### Data to use ###
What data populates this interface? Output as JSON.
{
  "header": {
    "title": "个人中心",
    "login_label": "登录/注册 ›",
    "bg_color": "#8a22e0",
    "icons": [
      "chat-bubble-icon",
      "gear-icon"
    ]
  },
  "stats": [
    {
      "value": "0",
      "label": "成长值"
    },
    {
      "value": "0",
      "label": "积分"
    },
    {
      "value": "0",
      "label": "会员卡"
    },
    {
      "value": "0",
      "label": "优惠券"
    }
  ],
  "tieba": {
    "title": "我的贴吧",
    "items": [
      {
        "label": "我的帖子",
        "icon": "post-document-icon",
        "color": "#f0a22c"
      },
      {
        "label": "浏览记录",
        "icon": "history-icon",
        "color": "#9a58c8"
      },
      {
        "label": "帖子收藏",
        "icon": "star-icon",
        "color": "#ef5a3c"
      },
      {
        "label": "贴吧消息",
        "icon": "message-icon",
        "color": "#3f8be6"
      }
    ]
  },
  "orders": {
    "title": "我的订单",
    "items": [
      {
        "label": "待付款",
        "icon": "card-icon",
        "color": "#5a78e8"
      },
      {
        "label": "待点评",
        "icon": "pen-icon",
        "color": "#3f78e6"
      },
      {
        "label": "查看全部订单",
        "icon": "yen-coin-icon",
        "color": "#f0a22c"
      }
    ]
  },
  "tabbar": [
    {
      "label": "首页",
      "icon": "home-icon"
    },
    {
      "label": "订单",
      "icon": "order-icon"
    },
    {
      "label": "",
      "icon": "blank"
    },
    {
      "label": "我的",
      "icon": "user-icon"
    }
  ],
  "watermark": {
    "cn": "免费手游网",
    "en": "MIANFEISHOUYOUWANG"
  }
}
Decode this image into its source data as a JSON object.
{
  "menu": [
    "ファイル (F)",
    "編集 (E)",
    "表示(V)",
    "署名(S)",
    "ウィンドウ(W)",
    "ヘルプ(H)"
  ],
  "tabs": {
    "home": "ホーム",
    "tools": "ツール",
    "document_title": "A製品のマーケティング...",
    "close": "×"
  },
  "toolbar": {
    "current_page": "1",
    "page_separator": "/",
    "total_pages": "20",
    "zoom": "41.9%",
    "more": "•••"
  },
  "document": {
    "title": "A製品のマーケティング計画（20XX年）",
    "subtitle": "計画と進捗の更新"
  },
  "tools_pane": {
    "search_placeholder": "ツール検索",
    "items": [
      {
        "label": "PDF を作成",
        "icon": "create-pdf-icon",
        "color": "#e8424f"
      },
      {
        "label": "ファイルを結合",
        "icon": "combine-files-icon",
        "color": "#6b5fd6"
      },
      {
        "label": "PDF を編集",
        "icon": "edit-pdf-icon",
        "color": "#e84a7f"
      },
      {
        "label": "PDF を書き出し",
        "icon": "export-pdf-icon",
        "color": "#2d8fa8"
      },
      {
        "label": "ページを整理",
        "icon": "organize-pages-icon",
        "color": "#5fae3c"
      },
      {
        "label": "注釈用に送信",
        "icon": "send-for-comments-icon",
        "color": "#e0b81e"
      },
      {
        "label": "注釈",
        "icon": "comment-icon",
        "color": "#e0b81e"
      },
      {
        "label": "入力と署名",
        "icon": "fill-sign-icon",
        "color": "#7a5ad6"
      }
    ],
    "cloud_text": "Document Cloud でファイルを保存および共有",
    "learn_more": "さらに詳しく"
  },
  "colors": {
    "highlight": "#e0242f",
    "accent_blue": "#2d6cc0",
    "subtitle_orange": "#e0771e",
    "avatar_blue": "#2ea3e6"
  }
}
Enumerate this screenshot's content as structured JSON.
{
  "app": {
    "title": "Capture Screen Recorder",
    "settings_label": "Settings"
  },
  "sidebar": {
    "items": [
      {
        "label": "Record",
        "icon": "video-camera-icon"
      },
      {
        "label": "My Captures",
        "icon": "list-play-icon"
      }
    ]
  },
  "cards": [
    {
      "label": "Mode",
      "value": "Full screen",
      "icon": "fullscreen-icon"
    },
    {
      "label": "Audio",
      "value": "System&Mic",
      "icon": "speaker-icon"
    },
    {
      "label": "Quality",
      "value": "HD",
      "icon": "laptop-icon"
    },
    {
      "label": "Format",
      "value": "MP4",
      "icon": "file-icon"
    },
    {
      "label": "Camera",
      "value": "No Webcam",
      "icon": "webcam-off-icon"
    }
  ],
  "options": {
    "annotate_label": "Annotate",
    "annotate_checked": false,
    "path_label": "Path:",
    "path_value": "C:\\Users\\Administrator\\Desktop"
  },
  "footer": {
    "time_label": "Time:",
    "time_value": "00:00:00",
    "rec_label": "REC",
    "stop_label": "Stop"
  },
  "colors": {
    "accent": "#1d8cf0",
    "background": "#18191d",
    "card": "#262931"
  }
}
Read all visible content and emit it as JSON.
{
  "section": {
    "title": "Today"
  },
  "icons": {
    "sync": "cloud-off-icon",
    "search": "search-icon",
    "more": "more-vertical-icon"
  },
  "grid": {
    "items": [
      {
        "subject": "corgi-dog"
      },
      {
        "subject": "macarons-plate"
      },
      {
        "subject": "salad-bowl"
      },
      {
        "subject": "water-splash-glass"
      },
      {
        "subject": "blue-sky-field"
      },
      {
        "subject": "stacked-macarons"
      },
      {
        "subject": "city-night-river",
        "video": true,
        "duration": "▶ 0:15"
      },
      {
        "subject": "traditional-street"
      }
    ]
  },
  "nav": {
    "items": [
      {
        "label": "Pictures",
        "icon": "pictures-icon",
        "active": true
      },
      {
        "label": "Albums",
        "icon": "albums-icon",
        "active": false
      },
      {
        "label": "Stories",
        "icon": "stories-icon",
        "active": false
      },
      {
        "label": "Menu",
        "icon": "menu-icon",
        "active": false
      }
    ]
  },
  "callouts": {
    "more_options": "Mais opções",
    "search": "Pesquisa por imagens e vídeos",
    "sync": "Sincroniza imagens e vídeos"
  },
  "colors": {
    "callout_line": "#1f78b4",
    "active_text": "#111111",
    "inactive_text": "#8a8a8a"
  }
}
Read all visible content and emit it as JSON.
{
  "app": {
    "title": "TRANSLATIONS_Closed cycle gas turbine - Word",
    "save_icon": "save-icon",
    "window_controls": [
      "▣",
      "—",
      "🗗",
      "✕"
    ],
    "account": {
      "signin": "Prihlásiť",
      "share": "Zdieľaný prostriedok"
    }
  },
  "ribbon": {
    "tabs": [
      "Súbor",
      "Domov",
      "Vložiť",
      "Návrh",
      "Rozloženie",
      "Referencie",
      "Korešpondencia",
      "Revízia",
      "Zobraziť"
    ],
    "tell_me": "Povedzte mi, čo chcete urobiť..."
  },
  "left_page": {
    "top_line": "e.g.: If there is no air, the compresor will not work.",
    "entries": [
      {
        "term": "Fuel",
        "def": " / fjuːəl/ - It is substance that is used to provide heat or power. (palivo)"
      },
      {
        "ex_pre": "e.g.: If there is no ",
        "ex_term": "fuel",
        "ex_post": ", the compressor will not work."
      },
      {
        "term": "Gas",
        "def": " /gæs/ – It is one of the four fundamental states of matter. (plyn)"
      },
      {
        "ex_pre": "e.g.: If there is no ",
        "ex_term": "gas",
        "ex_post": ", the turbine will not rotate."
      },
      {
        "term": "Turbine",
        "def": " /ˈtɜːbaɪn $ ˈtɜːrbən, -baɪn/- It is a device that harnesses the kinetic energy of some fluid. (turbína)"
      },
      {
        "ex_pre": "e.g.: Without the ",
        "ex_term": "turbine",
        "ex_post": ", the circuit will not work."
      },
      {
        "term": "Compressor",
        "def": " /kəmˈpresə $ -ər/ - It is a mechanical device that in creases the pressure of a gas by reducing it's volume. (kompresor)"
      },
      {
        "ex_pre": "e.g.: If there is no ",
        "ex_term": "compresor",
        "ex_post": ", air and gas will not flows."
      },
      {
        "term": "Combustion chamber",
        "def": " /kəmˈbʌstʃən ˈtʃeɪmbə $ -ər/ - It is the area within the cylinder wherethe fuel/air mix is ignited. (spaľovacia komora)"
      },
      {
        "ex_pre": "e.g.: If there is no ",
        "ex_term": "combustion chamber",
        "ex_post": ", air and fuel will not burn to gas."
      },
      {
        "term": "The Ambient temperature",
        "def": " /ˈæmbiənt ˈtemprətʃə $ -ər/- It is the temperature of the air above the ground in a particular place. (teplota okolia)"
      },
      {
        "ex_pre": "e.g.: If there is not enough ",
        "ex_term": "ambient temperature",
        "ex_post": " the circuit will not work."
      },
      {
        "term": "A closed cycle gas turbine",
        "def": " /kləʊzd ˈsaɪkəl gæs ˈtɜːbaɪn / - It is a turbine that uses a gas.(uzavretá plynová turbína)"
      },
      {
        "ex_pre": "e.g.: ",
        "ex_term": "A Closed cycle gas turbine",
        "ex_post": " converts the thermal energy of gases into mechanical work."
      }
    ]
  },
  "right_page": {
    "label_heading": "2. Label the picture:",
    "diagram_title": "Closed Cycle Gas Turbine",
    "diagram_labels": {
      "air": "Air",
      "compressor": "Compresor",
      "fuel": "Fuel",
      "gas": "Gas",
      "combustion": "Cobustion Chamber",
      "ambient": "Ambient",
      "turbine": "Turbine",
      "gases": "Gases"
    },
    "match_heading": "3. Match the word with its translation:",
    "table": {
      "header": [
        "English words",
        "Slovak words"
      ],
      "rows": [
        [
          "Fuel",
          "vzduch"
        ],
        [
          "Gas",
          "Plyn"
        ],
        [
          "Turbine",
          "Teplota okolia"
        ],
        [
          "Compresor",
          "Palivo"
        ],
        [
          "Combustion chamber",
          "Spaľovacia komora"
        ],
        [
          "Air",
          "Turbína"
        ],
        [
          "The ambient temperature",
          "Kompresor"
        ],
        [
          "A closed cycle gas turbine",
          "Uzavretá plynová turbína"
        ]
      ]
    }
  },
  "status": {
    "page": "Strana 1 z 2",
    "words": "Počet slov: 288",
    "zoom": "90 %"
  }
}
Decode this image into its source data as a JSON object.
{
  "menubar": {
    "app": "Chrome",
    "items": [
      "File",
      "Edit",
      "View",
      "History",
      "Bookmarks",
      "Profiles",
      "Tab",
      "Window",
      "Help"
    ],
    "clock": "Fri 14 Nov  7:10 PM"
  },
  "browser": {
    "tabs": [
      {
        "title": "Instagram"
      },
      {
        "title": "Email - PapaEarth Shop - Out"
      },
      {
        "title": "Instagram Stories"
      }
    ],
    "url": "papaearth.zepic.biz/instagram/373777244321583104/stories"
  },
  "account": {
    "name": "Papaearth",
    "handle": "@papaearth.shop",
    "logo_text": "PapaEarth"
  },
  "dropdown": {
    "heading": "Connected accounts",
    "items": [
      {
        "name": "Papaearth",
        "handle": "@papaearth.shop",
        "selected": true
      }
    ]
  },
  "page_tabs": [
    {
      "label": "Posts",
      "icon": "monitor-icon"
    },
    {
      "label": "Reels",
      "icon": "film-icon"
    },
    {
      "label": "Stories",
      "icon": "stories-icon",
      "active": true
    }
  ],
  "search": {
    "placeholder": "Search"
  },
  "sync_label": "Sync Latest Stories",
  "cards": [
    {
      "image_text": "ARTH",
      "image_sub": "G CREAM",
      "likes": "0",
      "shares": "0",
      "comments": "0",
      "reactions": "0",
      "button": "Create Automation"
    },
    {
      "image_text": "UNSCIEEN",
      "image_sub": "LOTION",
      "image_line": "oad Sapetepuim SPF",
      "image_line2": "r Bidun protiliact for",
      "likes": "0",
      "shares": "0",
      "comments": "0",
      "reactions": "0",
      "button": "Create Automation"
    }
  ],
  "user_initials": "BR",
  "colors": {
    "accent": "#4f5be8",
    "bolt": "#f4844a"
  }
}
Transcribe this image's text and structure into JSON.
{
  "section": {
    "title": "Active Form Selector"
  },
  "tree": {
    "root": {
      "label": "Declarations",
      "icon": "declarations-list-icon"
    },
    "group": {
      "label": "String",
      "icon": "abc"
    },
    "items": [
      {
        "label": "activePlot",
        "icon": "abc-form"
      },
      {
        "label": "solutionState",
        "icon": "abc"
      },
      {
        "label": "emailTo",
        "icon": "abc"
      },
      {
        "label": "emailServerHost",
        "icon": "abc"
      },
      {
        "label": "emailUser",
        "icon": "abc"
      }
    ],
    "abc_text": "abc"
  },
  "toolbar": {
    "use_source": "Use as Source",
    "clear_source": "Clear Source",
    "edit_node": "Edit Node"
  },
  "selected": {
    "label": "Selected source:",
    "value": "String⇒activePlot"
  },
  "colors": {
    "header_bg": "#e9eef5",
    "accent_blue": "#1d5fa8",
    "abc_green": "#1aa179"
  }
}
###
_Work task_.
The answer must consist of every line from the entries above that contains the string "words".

_Result of the task_.
        "English words",
        "Slovak words"
    "words": "Počet slov: 288",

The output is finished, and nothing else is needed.